EXERCISE PROMPT ▸ Can you give all the records again without altering a single character?

Element data from apps and pages:
◆ ◆ ◆ ◆

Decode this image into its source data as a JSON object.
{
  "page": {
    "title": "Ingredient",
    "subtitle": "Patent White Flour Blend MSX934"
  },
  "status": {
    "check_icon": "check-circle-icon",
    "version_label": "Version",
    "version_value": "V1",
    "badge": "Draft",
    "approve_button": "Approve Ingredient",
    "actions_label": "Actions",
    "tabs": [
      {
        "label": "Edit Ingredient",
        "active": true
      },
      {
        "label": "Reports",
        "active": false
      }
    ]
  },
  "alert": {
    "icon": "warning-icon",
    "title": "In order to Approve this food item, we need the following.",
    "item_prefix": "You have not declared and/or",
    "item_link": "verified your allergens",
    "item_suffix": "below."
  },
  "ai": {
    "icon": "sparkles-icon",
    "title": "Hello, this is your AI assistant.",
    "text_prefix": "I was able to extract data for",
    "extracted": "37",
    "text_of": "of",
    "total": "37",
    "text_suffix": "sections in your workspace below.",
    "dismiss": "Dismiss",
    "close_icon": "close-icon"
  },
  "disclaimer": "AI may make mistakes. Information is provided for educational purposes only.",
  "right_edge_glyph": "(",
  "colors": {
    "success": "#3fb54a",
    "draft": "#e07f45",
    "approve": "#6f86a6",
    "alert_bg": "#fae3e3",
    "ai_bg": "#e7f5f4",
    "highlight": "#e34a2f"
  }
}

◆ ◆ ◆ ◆

OUTPUT OF THE EXERCISE ▸
Decode this image into its source data as a JSON object.
{
  "page": {
    "title": "Ingredient",
    "subtitle": "Patent White Flour Blend MSX934"
  },
  "status": {
    "check_icon": "check-circle-icon",
    "version_label": "Version",
    "version_value": "V1",
    "badge": "Draft",
    "approve_button": "Approve Ingredient",
    "actions_label": "Actions",
    "tabs": [
      {
        "label": "Edit Ingredient",
        "active": true
      },
      {
        "label": "Reports",
        "active": false
      }
    ]
  },
  "alert": {
    "icon": "warning-icon",
    "title": "In order to Approve this food item, we need the following.",
    "item_prefix": "You have not declared and/or",
    "item_link": "verified your allergens",
    "item_suffix": "below."
  },
  "ai": {
    "icon": "sparkles-icon",
    "title": "Hello, this is your AI assistant.",
    "text_prefix": "I was able to extract data for",
    "extracted": "37",
    "text_of": "of",
    "total": "37",
    "text_suffix": "sections in your workspace below.",
    "dismiss": "Dismiss",
    "close_icon": "close-icon"
  },
  "disclaimer": "AI may make mistakes. Information is provided for educational purposes only.",
  "right_edge_glyph": "(",
  "colors": {
    "success": "#3fb54a",
    "draft": "#e07f45",
    "approve": "#6f86a6",
    "alert_bg": "#fae3e3",
    "ai_bg": "#e7f5f4",
    "highlight": "#e34a2f"
  }
}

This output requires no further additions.